[[ Provided records open ]]
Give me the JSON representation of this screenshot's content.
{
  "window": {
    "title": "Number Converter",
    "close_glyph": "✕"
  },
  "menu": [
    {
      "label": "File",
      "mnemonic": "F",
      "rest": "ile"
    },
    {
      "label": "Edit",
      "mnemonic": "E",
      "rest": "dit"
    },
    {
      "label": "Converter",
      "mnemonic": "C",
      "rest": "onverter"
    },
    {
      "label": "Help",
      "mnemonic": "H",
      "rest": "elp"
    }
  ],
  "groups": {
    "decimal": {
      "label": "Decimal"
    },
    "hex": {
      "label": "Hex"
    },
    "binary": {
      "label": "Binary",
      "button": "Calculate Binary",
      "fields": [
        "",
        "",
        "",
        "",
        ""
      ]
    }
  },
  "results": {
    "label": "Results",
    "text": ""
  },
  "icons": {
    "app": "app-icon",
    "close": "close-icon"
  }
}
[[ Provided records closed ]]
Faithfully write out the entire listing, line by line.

Give me the JSON representation of this screenshot's content.
{
  "window": {
    "title": "Number Converter",
    "close_glyph": "✕"
  },
  "menu": [
    {
      "label": "File",
      "mnemonic": "F",
      "rest": "ile"
    },
    {
      "label": "Edit",
      "mnemonic": "E",
      "rest": "dit"
    },
    {
      "label": "Converter",
      "mnemonic": "C",
      "rest": "onverter"
    },
    {
      "label": "Help",
      "mnemonic": "H",
      "rest": "elp"
    }
  ],
  "groups": {
    "decimal": {
      "label": "Decimal"
    },
    "hex": {
      "label": "Hex"
    },
    "binary": {
      "label": "Binary",
      "button": "Calculate Binary",
      "fields": [
        "",
        "",
        "",
        "",
        ""
      ]
    }
  },
  "results": {
    "label": "Results",
    "text": ""
  },
  "icons": {
    "app": "app-icon",
    "close": "close-icon"
  }
}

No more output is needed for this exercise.